= TASK =
The response must consist of all the entries, duplicated without alteration.

Dataset rows describing interfaces:
********
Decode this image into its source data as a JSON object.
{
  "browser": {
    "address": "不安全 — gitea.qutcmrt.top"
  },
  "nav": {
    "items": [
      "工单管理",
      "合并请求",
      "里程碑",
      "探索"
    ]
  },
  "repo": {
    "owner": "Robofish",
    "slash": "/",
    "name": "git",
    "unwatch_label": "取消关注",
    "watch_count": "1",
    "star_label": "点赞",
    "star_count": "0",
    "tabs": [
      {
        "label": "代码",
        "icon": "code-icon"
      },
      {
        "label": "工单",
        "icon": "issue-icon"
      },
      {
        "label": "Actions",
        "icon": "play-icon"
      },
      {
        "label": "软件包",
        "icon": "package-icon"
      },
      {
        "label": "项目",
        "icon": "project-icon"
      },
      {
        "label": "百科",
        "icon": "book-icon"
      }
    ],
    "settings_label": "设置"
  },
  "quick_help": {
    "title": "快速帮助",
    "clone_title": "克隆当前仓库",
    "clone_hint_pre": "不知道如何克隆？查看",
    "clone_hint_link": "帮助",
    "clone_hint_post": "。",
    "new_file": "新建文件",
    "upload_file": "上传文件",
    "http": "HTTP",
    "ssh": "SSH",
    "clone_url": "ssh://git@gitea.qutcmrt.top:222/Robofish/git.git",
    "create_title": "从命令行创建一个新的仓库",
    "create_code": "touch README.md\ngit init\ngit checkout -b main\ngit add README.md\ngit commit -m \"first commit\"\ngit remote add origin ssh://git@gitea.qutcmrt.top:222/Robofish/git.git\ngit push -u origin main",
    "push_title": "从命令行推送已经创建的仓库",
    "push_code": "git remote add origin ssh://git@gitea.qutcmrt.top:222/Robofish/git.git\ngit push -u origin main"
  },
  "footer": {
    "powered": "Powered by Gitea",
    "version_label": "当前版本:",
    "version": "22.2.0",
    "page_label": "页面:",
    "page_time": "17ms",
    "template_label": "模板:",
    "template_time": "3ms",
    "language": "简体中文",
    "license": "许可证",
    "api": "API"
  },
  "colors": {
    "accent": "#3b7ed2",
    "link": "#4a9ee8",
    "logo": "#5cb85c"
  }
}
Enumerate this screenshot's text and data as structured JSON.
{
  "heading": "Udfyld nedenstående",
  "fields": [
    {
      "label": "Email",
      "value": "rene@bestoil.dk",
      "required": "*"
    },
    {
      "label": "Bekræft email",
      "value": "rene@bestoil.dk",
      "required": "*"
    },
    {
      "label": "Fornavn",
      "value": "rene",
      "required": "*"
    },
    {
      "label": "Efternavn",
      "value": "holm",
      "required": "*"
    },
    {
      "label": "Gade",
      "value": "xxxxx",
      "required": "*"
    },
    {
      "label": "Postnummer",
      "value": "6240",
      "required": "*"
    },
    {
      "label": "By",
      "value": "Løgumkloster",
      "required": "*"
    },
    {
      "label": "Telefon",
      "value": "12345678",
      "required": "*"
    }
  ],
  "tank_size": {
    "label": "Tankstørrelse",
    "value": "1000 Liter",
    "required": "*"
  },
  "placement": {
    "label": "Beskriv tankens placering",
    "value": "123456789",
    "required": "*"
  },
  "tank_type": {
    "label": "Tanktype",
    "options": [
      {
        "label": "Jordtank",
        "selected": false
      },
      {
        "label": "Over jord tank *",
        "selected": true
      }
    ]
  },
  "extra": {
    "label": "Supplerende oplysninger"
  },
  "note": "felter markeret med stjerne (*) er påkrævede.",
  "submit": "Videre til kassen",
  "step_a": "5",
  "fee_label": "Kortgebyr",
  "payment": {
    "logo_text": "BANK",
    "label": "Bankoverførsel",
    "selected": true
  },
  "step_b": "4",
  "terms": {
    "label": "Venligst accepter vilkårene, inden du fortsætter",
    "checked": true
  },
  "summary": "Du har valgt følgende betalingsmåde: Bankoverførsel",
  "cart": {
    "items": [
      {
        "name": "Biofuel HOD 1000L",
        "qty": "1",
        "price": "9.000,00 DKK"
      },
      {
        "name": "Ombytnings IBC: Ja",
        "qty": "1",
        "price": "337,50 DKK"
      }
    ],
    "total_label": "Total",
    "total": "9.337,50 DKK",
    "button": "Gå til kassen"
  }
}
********
= WRITTEN RESPONSE =
Decode this image into its source data as a JSON object.
{
  "browser": {
    "address": "不安全 — gitea.qutcmrt.top"
  },
  "nav": {
    "items": [
      "工单管理",
      "合并请求",
      "里程碑",
      "探索"
    ]
  },
  "repo": {
    "owner": "Robofish",
    "slash": "/",
    "name": "git",
    "unwatch_label": "取消关注",
    "watch_count": "1",
    "star_label": "点赞",
    "star_count": "0",
    "tabs": [
      {
        "label": "代码",
        "icon": "code-icon"
      },
      {
        "label": "工单",
        "icon": "issue-icon"
      },
      {
        "label": "Actions",
        "icon": "play-icon"
      },
      {
        "label": "软件包",
        "icon": "package-icon"
      },
      {
        "label": "项目",
        "icon": "project-icon"
      },
      {
        "label": "百科",
        "icon": "book-icon"
      }
    ],
    "settings_label": "设置"
  },
  "quick_help": {
    "title": "快速帮助",
    "clone_title": "克隆当前仓库",
    "clone_hint_pre": "不知道如何克隆？查看",
    "clone_hint_link": "帮助",
    "clone_hint_post": "。",
    "new_file": "新建文件",
    "upload_file": "上传文件",
    "http": "HTTP",
    "ssh": "SSH",
    "clone_url": "ssh://git@gitea.qutcmrt.top:222/Robofish/git.git",
    "create_title": "从命令行创建一个新的仓库",
    "create_code": "touch README.md\ngit init\ngit checkout -b main\ngit add README.md\ngit commit -m \"first commit\"\ngit remote add origin ssh://git@gitea.qutcmrt.top:222/Robofish/git.git\ngit push -u origin main",
    "push_title": "从命令行推送已经创建的仓库",
    "push_code": "git remote add origin ssh://git@gitea.qutcmrt.top:222/Robofish/git.git\ngit push -u origin main"
  },
  "footer": {
    "powered": "Powered by Gitea",
    "version_label": "当前版本:",
    "version": "22.2.0",
    "page_label": "页面:",
    "page_time": "17ms",
    "template_label": "模板:",
    "template_time": "3ms",
    "language": "简体中文",
    "license": "许可证",
    "api": "API"
  },
  "colors": {
    "accent": "#3b7ed2",
    "link": "#4a9ee8",
    "logo": "#5cb85c"
  }
}
Enumerate this screenshot's text and data as structured JSON.
{
  "heading": "Udfyld nedenstående",
  "fields": [
    {
      "label": "Email",
      "value": "rene@bestoil.dk",
      "required": "*"
    },
    {
      "label": "Bekræft email",
      "value": "rene@bestoil.dk",
      "required": "*"
    },
    {
      "label": "Fornavn",
      "value": "rene",
      "required": "*"
    },
    {
      "label": "Efternavn",
      "value": "holm",
      "required": "*"
    },
    {
      "label": "Gade",
      "value": "xxxxx",
      "required": "*"
    },
    {
      "label": "Postnummer",
      "value": "6240",
      "required": "*"
    },
    {
      "label": "By",
      "value": "Løgumkloster",
      "required": "*"
    },
    {
      "label": "Telefon",
      "value": "12345678",
      "required": "*"
    }
  ],
  "tank_size": {
    "label": "Tankstørrelse",
    "value": "1000 Liter",
    "required": "*"
  },
  "placement": {
    "label": "Beskriv tankens placering",
    "value": "123456789",
    "required": "*"
  },
  "tank_type": {
    "label": "Tanktype",
    "options": [
      {
        "label": "Jordtank",
        "selected": false
      },
      {
        "label": "Over jord tank *",
        "selected": true
      }
    ]
  },
  "extra": {
    "label": "Supplerende oplysninger"
  },
  "note": "felter markeret med stjerne (*) er påkrævede.",
  "submit": "Videre til kassen",
  "step_a": "5",
  "fee_label": "Kortgebyr",
  "payment": {
    "logo_text": "BANK",
    "label": "Bankoverførsel",
    "selected": true
  },
  "step_b": "4",
  "terms": {
    "label": "Venligst accepter vilkårene, inden du fortsætter",
    "checked": true
  },
  "summary": "Du har valgt følgende betalingsmåde: Bankoverførsel",
  "cart": {
    "items": [
      {
        "name": "Biofuel HOD 1000L",
        "qty": "1",
        "price": "9.000,00 DKK"
      },
      {
        "name": "Ombytnings IBC: Ja",
        "qty": "1",
        "price": "337,50 DKK"
      }
    ],
    "total_label": "Total",
    "total": "9.337,50 DKK",
    "button": "Gå til kassen"
  }
}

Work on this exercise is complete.